- [WHAT TO WORK ON]: Search the data for lines holding the word "title". State how many there are, and nothing else.

[RECORD SET Boundary: Start]

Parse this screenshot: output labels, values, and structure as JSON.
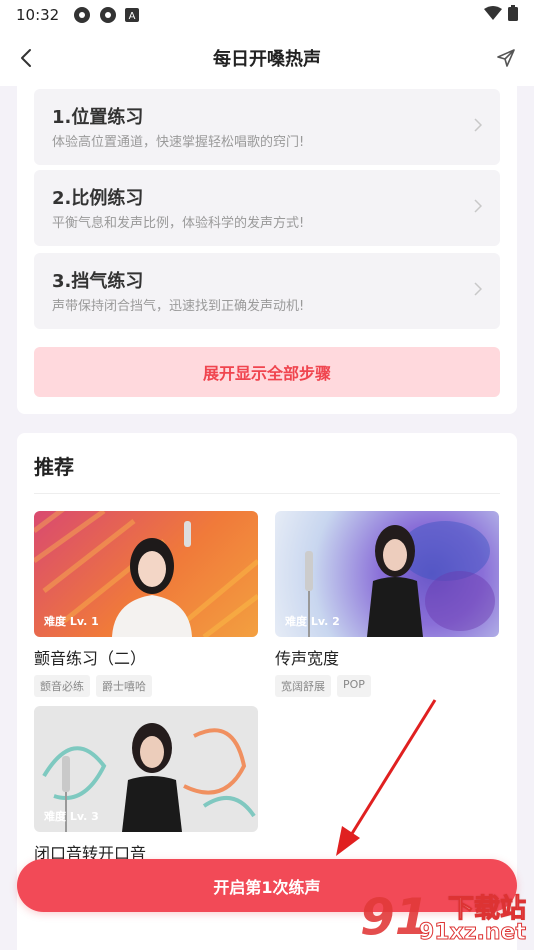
{
  "status_bar": {
    "time": "10:32"
  },
  "nav": {
    "title": "每日开嗓热声"
  },
  "steps": [
    {
      "title": "1.位置练习",
      "desc": "体验高位置通道，快速掌握轻松唱歌的窍门!"
    },
    {
      "title": "2.比例练习",
      "desc": "平衡气息和发声比例，体验科学的发声方式!"
    },
    {
      "title": "3.挡气练习",
      "desc": "声带保持闭合挡气，迅速找到正确发声动机!"
    }
  ],
  "expand_label": "展开显示全部步骤",
  "recommend": {
    "title": "推荐",
    "items": [
      {
        "level": "难度 Lv. 1",
        "title": "颤音练习（二）",
        "tags": [
          "颤音必练",
          "爵士嘻哈"
        ]
      },
      {
        "level": "难度 Lv. 2",
        "title": "传声宽度",
        "tags": [
          "宽阔舒展",
          "POP"
        ]
      },
      {
        "level": "难度 Lv. 3",
        "title": "闭口音转开口音",
        "tags": []
      }
    ]
  },
  "start_button": "开启第1次练声",
  "watermark": {
    "line1": "下载站",
    "line2": "91xz.net",
    "logo": "91"
  },
  "colors": {
    "accent": "#f24a57",
    "expand_bg": "#ffd9dd",
    "expand_text": "#f0454f",
    "arrow": "#e02020"
  }
}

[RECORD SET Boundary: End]

- [WRITTEN RESPONSE]: 8